I first became aware of the new Doctor back in the late 70s and early 80s when he sang and played guitar in a Glasgow new wave outfit called The Dreamboys, who for a while could also count in their ranks as drummer Craig Ferguson, currently one of America’s most popular chat show hosts.

Nowadays Peter tends to downplay the idea of him ever having any chance of making a success of his musical career when he discusses his days as a Dreamboy and jokes about them being the only Glasgow band of the era not to be invited to do a John Peel session but back then I’d guess he took the band idea very seriously; they certainly gigged across Glasgow on a very regular basis and several fanzine writers tipped them for big things including a guy called Daniel Easson, who edited a very fine fanzine that he ran from the south side of the city called Fumes.

Unfortunately my copy of #4 from April 1980 doesn’t score too highly in the legibility stakes, especially the photos, but I’ve reproduced a page anyway, with a review of a show The Dreamboys played in March 1980 in a Glasgow venue called the Doune Castle, a hastily arranged gig where the lads replaced another local act Newspeak – who I was actually hoping to see that night – after they were forced into cancelling owing to their drummer catching glandular fever.

Obviously the situation wasn’t ideal and some of those there to see Newspeak left before or during The Dreamboy’s set (but not me, honestly!) which must have pissed off the future Malcolm Tucker, who didn’t, though, explode into a potty mouthed tirade at those joining in the exodus.

Gradually many of the audience were won over and the cheering increased as the set progressed, or at least I seem to remember that being the case but it was a long time ago.

If only I had a Tardis style time machine to take me back to that night.

‘If you have not seen them yet get to the next gig,’ the Fumes reviewer concludes, ‘and in particular look out for ‘cowboys’ ‘peggie sue’ and iggy pops ‘passenger’… you should not be disappointed…….’

As for Newspeak, if anybody’s wondering what happened to them, I’ll have to inform you that like Capaldi’s group, they also failed to make any kind of significant breakthrough.

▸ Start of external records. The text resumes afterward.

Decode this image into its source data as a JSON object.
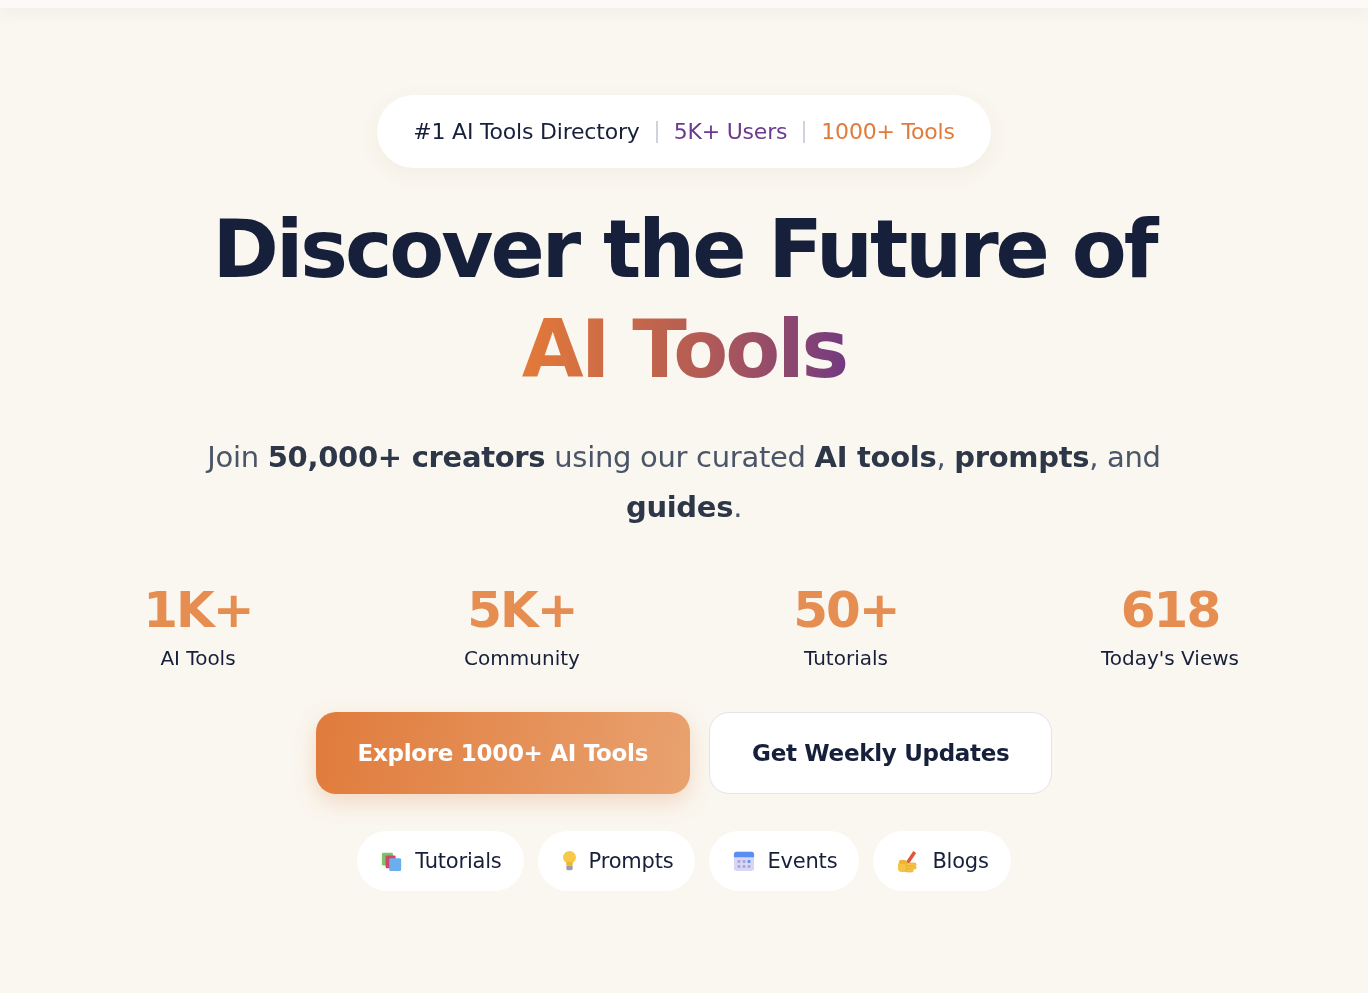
{
  "badge": {
    "items": [
      {
        "text": "#1 AI Tools Directory",
        "color": "#17203b"
      },
      {
        "text": "5K+ Users",
        "color": "#6b3a8c"
      },
      {
        "text": "1000+ Tools",
        "color": "#e07b3c"
      }
    ]
  },
  "hero": {
    "title": "Discover the Future of",
    "title_highlight": "AI Tools",
    "subtitle": "Join **50,000+ creators** using our curated **AI tools**, **prompts**, and **guides**."
  },
  "stats": [
    {
      "value": "1K+",
      "label": "AI Tools"
    },
    {
      "value": "5K+",
      "label": "Community"
    },
    {
      "value": "50+",
      "label": "Tutorials"
    },
    {
      "value": "618",
      "label": "Today's Views"
    }
  ],
  "buttons": [
    {
      "label": "Explore 1000+ AI Tools",
      "kind": "primary"
    },
    {
      "label": "Get Weekly Updates",
      "kind": "secondary"
    }
  ],
  "links": [
    {
      "label": "Tutorials"
    },
    {
      "label": "Prompts"
    },
    {
      "label": "Events"
    },
    {
      "label": "Blogs"
    }
  ]
}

Come to think of it Peelie never invited them in for a session either.

I’m told, however, that a combo that the guitarist later joined are still proving pretty popular and that the former bassist is currently putting together a new music label which is currently gaining more than a little media attention.

So well done to Andrew Innes for his part in Primal Scream’s recent More Light album and good luck to Alan McGee with his new 359 Music label.